*The task*.
Take the line that contains "Decode this image" and each line after it to the end of the material below, and return them exactly, minus the pictures.

%%

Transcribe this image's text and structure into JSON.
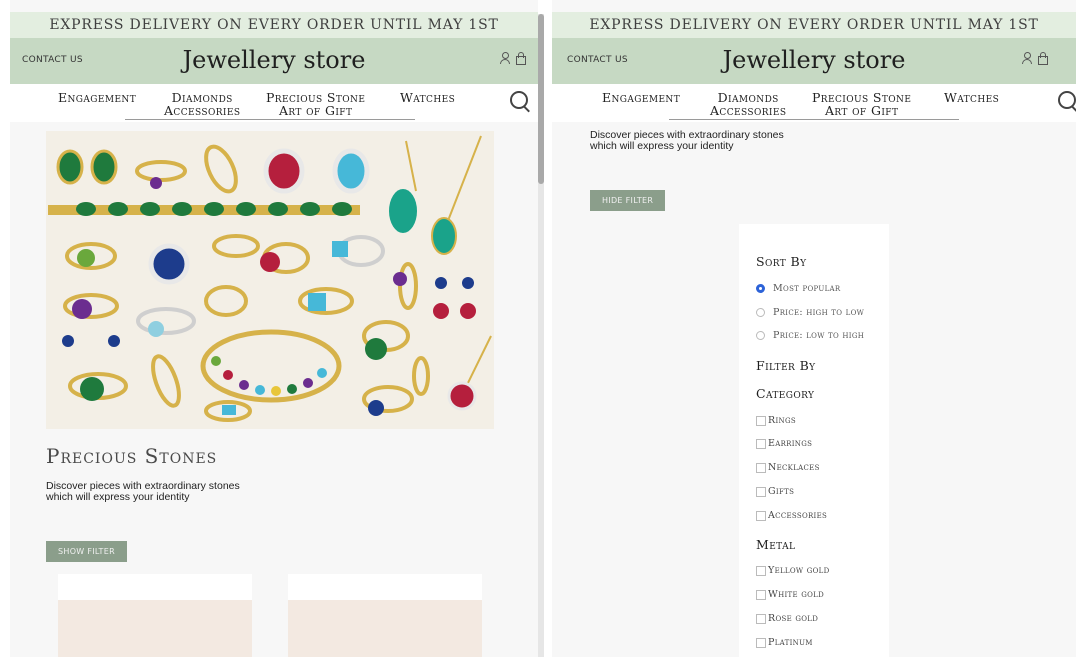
{
  "promo_text": "Express delivery on every order until May 1st",
  "header": {
    "contact": "Contact us",
    "title": "Jewellery store"
  },
  "nav": {
    "items": [
      {
        "label": "Engagement"
      },
      {
        "label": "Diamonds\nAccessories"
      },
      {
        "label": "Precious Stone\nArt of Gift"
      },
      {
        "label": "Watches"
      }
    ]
  },
  "left": {
    "section_title": "Precious Stones",
    "description": "Discover pieces with extraordinary stones which will express your identity",
    "show_filter": "Show filter"
  },
  "right": {
    "description": "Discover pieces with extraordinary stones which will express your identity",
    "hide_filter": "Hide filter",
    "sort_by": "Sort By",
    "sort_options": [
      {
        "label": "Most popular",
        "checked": true
      },
      {
        "label": "Price: high to low",
        "checked": false
      },
      {
        "label": "Price: low to high",
        "checked": false
      }
    ],
    "filter_by": "Filter By",
    "category_heading": "Category",
    "categories": [
      "Rings",
      "Earrings",
      "Necklaces",
      "Gifts",
      "Accessories"
    ],
    "metal_heading": "Metal",
    "metals": [
      "Yellow gold",
      "White gold",
      "Rose gold",
      "Platinum"
    ]
  },
  "colors": {
    "promo_bg": "#e3eee0",
    "header_bg": "#c6d9c3",
    "button_bg": "#8b9e8b",
    "radio_selected": "#2d63d8"
  }
}
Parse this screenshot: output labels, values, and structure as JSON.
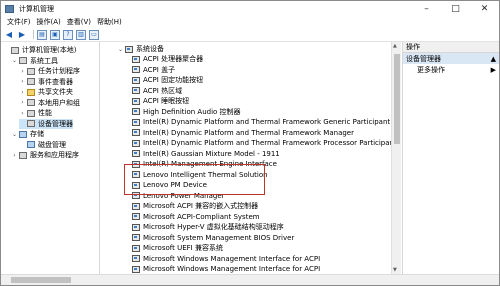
{
  "window": {
    "title": "计算机管理"
  },
  "menu": [
    "文件(F)",
    "操作(A)",
    "查看(V)",
    "帮助(H)"
  ],
  "tree": [
    {
      "label": "计算机管理(本地)",
      "indent": 0,
      "toggle": "",
      "icon": "computer-icon"
    },
    {
      "label": "系统工具",
      "indent": 1,
      "toggle": "⌄",
      "icon": "tools-icon"
    },
    {
      "label": "任务计划程序",
      "indent": 2,
      "toggle": "›",
      "icon": "task-scheduler-icon"
    },
    {
      "label": "事件查看器",
      "indent": 2,
      "toggle": "›",
      "icon": "event-viewer-icon"
    },
    {
      "label": "共享文件夹",
      "indent": 2,
      "toggle": "›",
      "icon": "shared-folders-icon"
    },
    {
      "label": "本地用户和组",
      "indent": 2,
      "toggle": "›",
      "icon": "users-groups-icon"
    },
    {
      "label": "性能",
      "indent": 2,
      "toggle": "›",
      "icon": "performance-icon"
    },
    {
      "label": "设备管理器",
      "indent": 2,
      "toggle": "",
      "icon": "device-manager-icon",
      "selected": true
    },
    {
      "label": "存储",
      "indent": 1,
      "toggle": "⌄",
      "icon": "storage-icon"
    },
    {
      "label": "磁盘管理",
      "indent": 2,
      "toggle": "",
      "icon": "disk-management-icon"
    },
    {
      "label": "服务和应用程序",
      "indent": 1,
      "toggle": "›",
      "icon": "services-apps-icon"
    }
  ],
  "devices": {
    "category": "系统设备",
    "items": [
      "ACPI 处理器聚合器",
      "ACPI 盖子",
      "ACPI 固定功能按钮",
      "ACPI 热区域",
      "ACPI 睡眠按钮",
      "High Definition Audio 控制器",
      "Intel(R) Dynamic Platform and Thermal Framework Generic Participant",
      "Intel(R) Dynamic Platform and Thermal Framework Manager",
      "Intel(R) Dynamic Platform and Thermal Framework Processor Participant",
      "Intel(R) Gaussian Mixture Model - 1911",
      "Intel(R) Management Engine Interface",
      "Lenovo Intelligent Thermal Solution",
      "Lenovo PM Device",
      "Lenovo Power Manager",
      "Microsoft ACPI 兼容的嵌入式控制器",
      "Microsoft ACPI-Compliant System",
      "Microsoft Hyper-V 虚拟化基础结构驱动程序",
      "Microsoft System Management BIOS Driver",
      "Microsoft UEFI 兼容系统",
      "Microsoft Windows Management Interface for ACPI",
      "Microsoft Windows Management Interface for ACPI",
      "Microsoft Windows Management Interface for ACPI",
      "Microsoft Windows Management Interface for ACPI"
    ]
  },
  "actions": {
    "header": "操作",
    "section": "设备管理器",
    "more": "更多操作"
  }
}
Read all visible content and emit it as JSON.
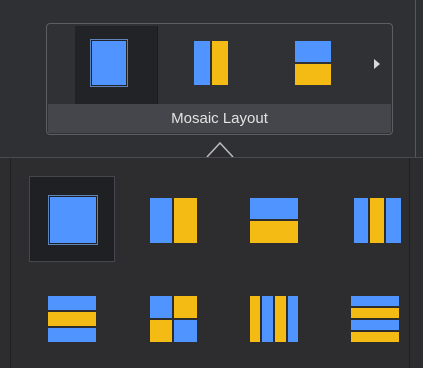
{
  "ribbon": {
    "group_label": "Mosaic Layout",
    "quick_layouts": [
      {
        "name": "single",
        "selected": true
      },
      {
        "name": "split-vertical",
        "selected": false
      },
      {
        "name": "split-horizontal",
        "selected": false
      }
    ],
    "scroll_icon": "triangle-right"
  },
  "dropdown": {
    "layouts": [
      {
        "name": "single",
        "selected": true
      },
      {
        "name": "split-vertical",
        "selected": false
      },
      {
        "name": "split-horizontal",
        "selected": false
      },
      {
        "name": "three-columns",
        "selected": false
      },
      {
        "name": "three-rows",
        "selected": false
      },
      {
        "name": "quad-grid",
        "selected": false
      },
      {
        "name": "four-columns",
        "selected": false
      },
      {
        "name": "four-rows",
        "selected": false
      }
    ]
  },
  "colors": {
    "pane_primary": "#4f94ff",
    "pane_secondary": "#f4bb14",
    "label_bar": "#44464b"
  }
}
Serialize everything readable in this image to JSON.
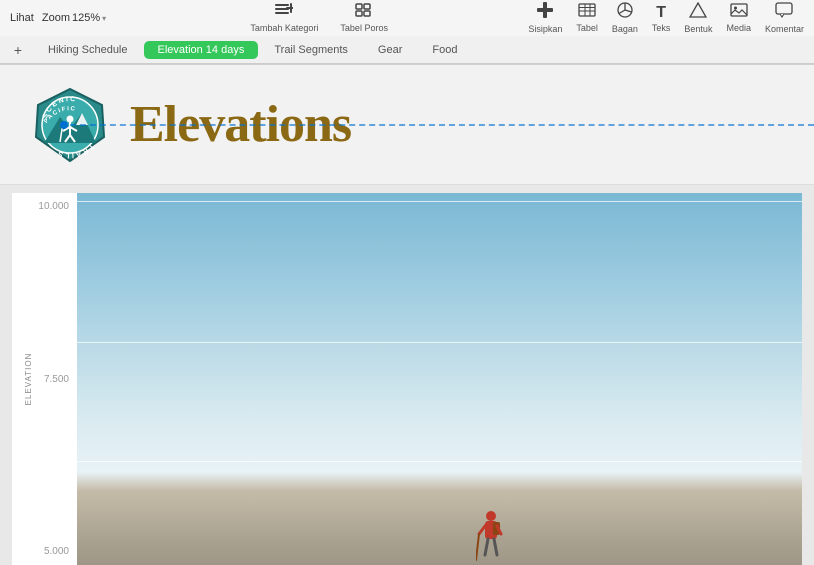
{
  "toolbar": {
    "view_label": "Lihat",
    "zoom_label": "Zoom",
    "zoom_value": "125%",
    "tambah_kategori_label": "Tambah Kategori",
    "tabel_poros_label": "Tabel Poros",
    "sisipkan_label": "Sisipkan",
    "tabel_label": "Tabel",
    "bagan_label": "Bagan",
    "teks_label": "Teks",
    "bentuk_label": "Bentuk",
    "media_label": "Media",
    "komentar_label": "Komentar"
  },
  "tabs": [
    {
      "id": "hiking-schedule",
      "label": "Hiking Schedule",
      "active": false
    },
    {
      "id": "elevation-14-days",
      "label": "Elevation 14 days",
      "active": true
    },
    {
      "id": "trail-segments",
      "label": "Trail Segments",
      "active": false
    },
    {
      "id": "gear",
      "label": "Gear",
      "active": false
    },
    {
      "id": "food",
      "label": "Food",
      "active": false
    }
  ],
  "sheet": {
    "title": "Elevations",
    "logo_alt": "Scenic Pacific Trails Logo"
  },
  "chart": {
    "y_axis_label": "ELEVATION",
    "y_ticks": [
      "10.000",
      "7.500",
      "5.000"
    ],
    "grid_lines": [
      0,
      33,
      66
    ]
  },
  "icons": {
    "add": "+",
    "view": "☰",
    "zoom_icon": "⊡",
    "tambah_kategori_icon": "≡",
    "tabel_poros_icon": "⊞",
    "sisipkan_icon": "⊕",
    "tabel_icon": "▦",
    "bagan_icon": "◷",
    "teks_icon": "T",
    "bentuk_icon": "△",
    "media_icon": "▣",
    "komentar_icon": "💬",
    "chevron": "▾"
  }
}
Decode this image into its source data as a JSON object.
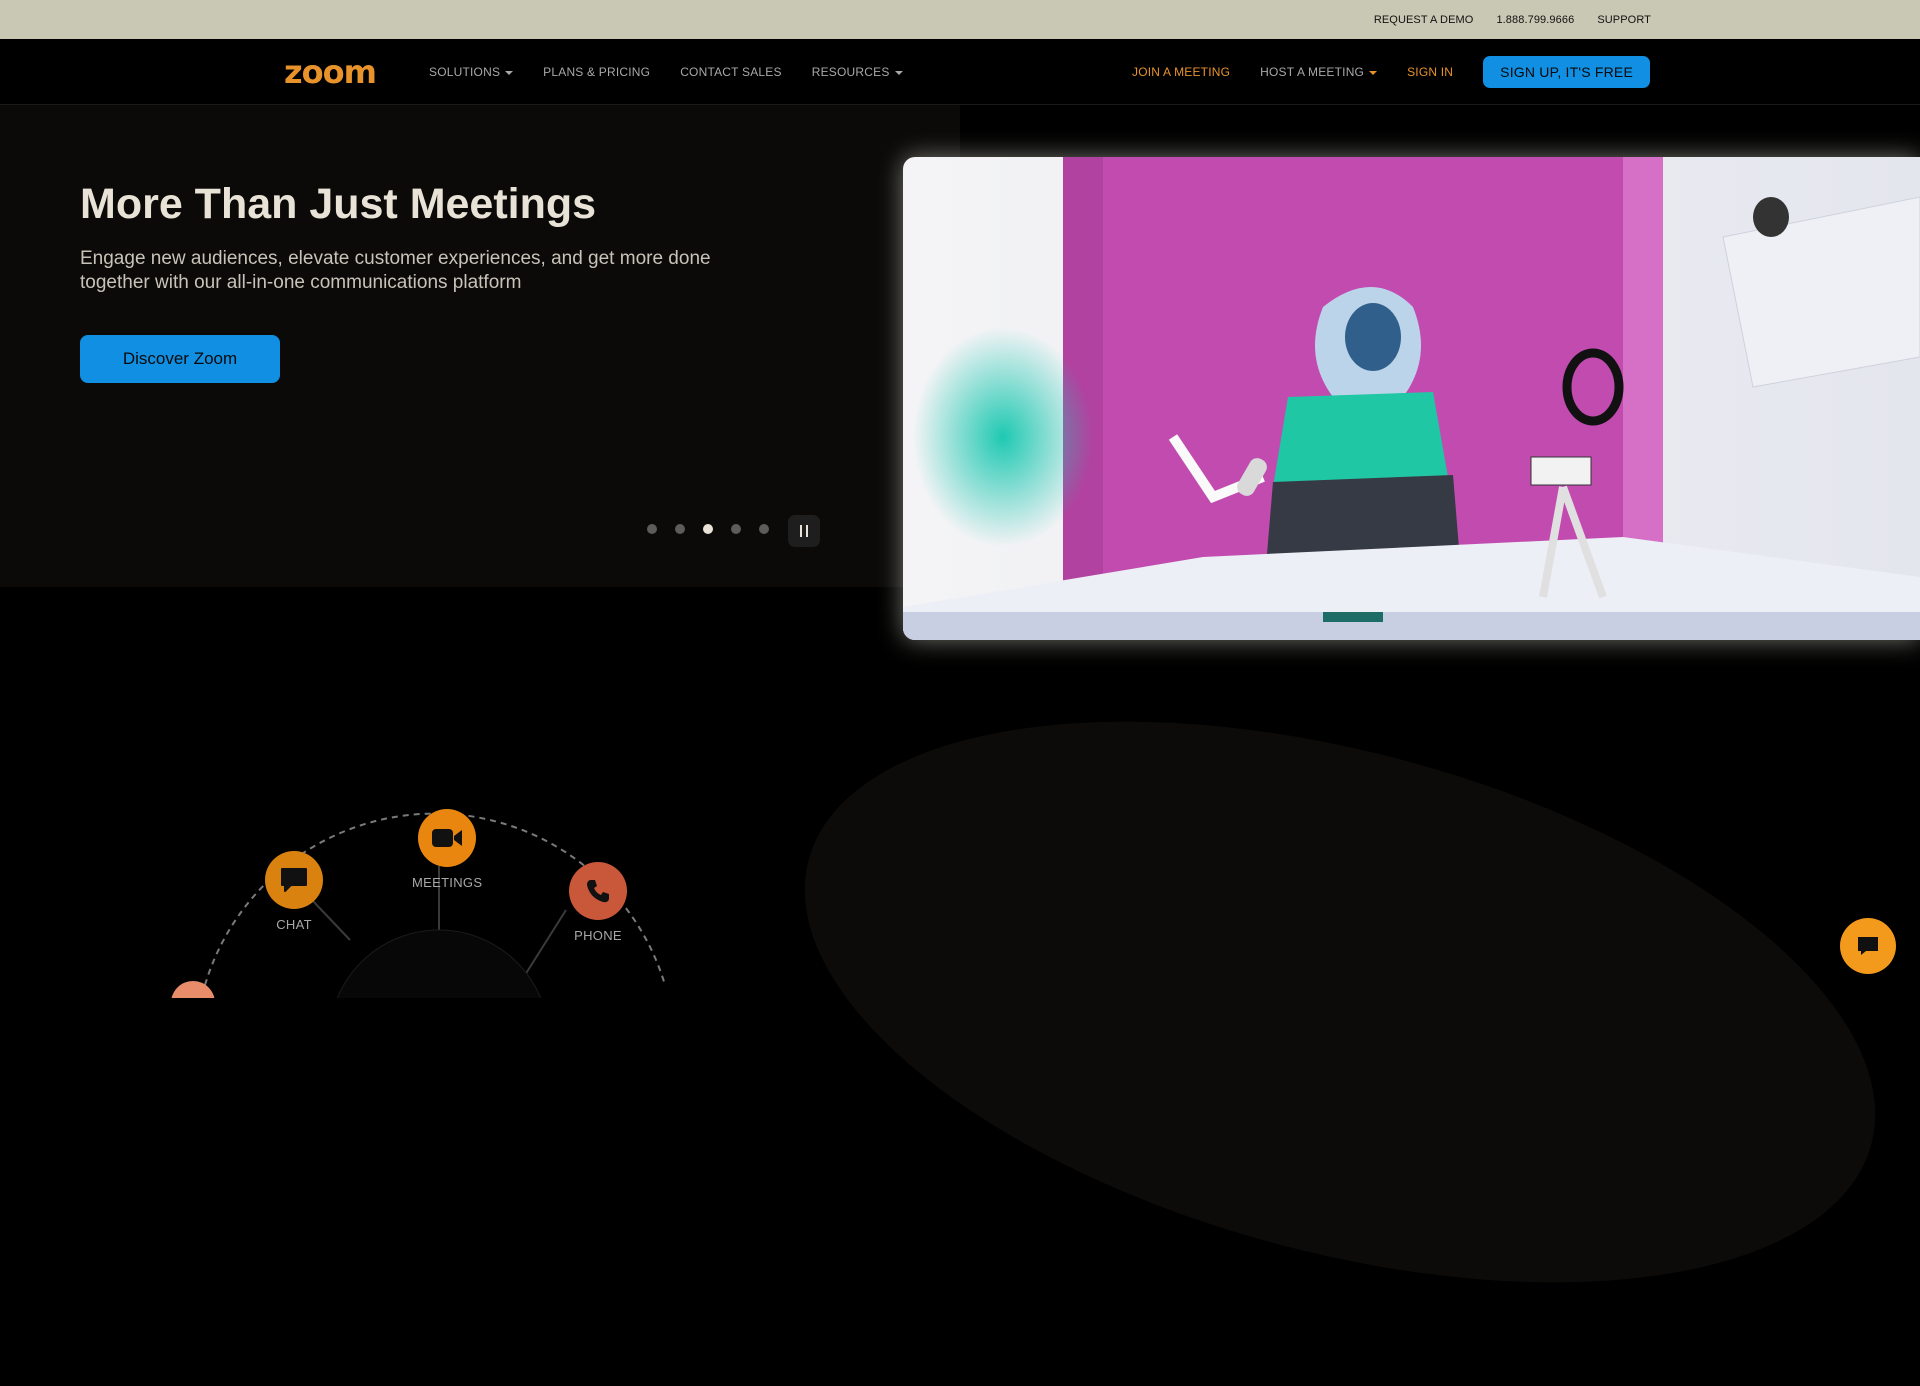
{
  "topbar": {
    "request_demo": "REQUEST A DEMO",
    "phone": "1.888.799.9666",
    "support": "SUPPORT"
  },
  "nav": {
    "logo": "zoom",
    "solutions": "SOLUTIONS",
    "plans": "PLANS & PRICING",
    "contact": "CONTACT SALES",
    "resources": "RESOURCES",
    "join": "JOIN A MEETING",
    "host": "HOST A MEETING",
    "signin": "SIGN IN",
    "signup": "SIGN UP, IT'S FREE"
  },
  "hero": {
    "title": "More Than Just Meetings",
    "subtitle": "Engage new audiences, elevate customer experiences, and get more done together with our all-in-one communications platform",
    "cta": "Discover Zoom",
    "slides": 5,
    "active_slide": 3
  },
  "products": {
    "chat": "CHAT",
    "meetings": "MEETINGS",
    "phone": "PHONE"
  },
  "colors": {
    "accent_orange": "#e8922b",
    "accent_blue": "#118fe3",
    "phone_red": "#c9573a"
  }
}
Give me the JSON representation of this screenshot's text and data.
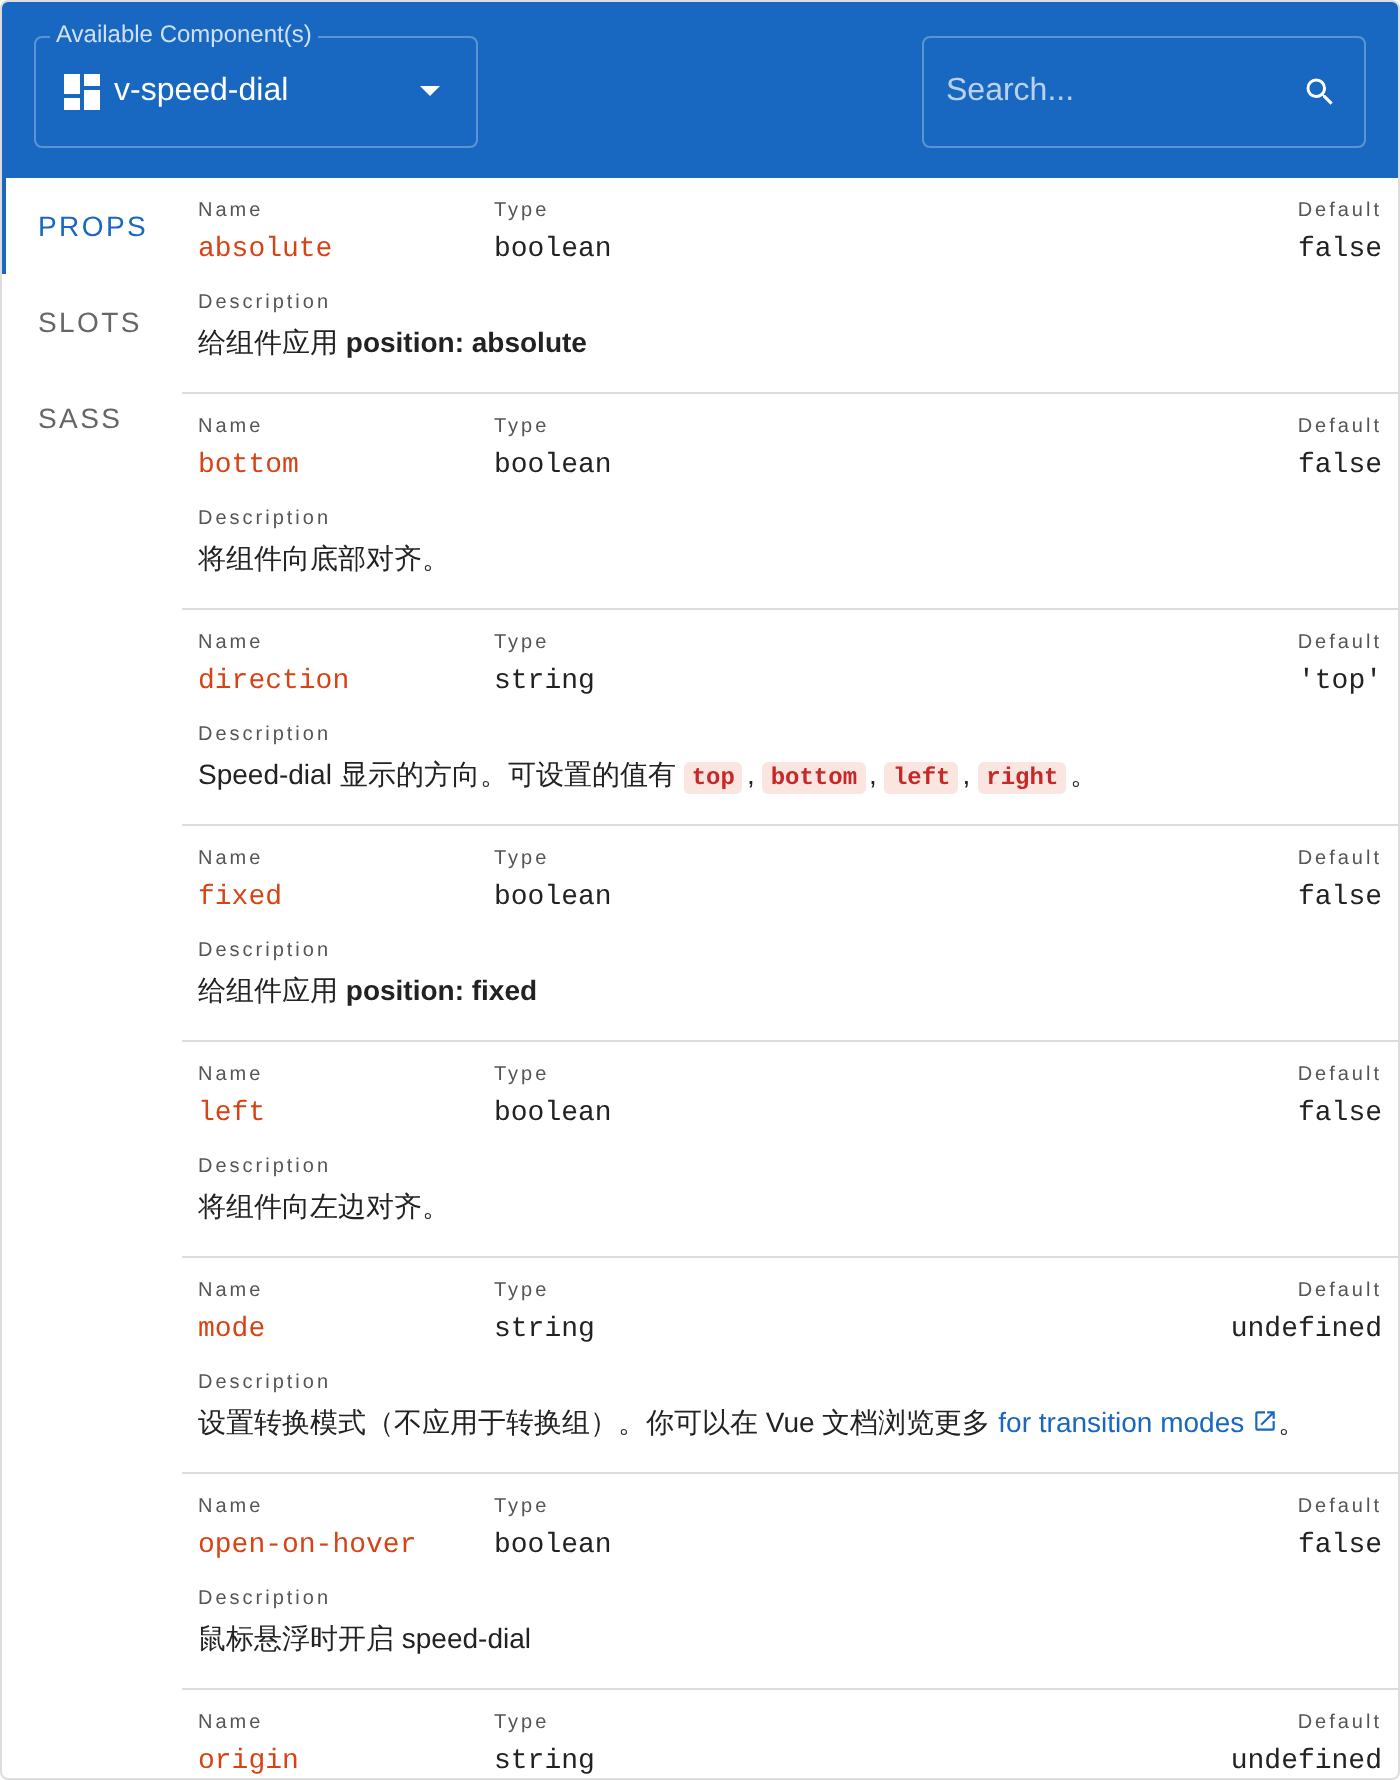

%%

*Result for this exercise*.
Decode this image into its source data as a JSON object.
{
  "topbar": {
    "request_demo": "REQUEST A DEMO",
    "phone": "1.888.799.9666",
    "support": "SUPPORT"
  },
  "nav": {
    "logo": "zoom",
    "solutions": "SOLUTIONS",
    "plans": "PLANS & PRICING",
    "contact": "CONTACT SALES",
    "resources": "RESOURCES",
    "join": "JOIN A MEETING",
    "host": "HOST A MEETING",
    "signin": "SIGN IN",
    "signup": "SIGN UP, IT'S FREE"
  },
  "hero": {
    "title": "More Than Just Meetings",
    "subtitle": "Engage new audiences, elevate customer experiences, and get more done together with our all-in-one communications platform",
    "cta": "Discover Zoom",
    "slides": 5,
    "active_slide": 3
  },
  "products": {
    "chat": "CHAT",
    "meetings": "MEETINGS",
    "phone": "PHONE"
  },
  "colors": {
    "accent_orange": "#e8922b",
    "accent_blue": "#118fe3",
    "phone_red": "#c9573a"
  }
}
Give me the JSON representation of this screenshot's text and data.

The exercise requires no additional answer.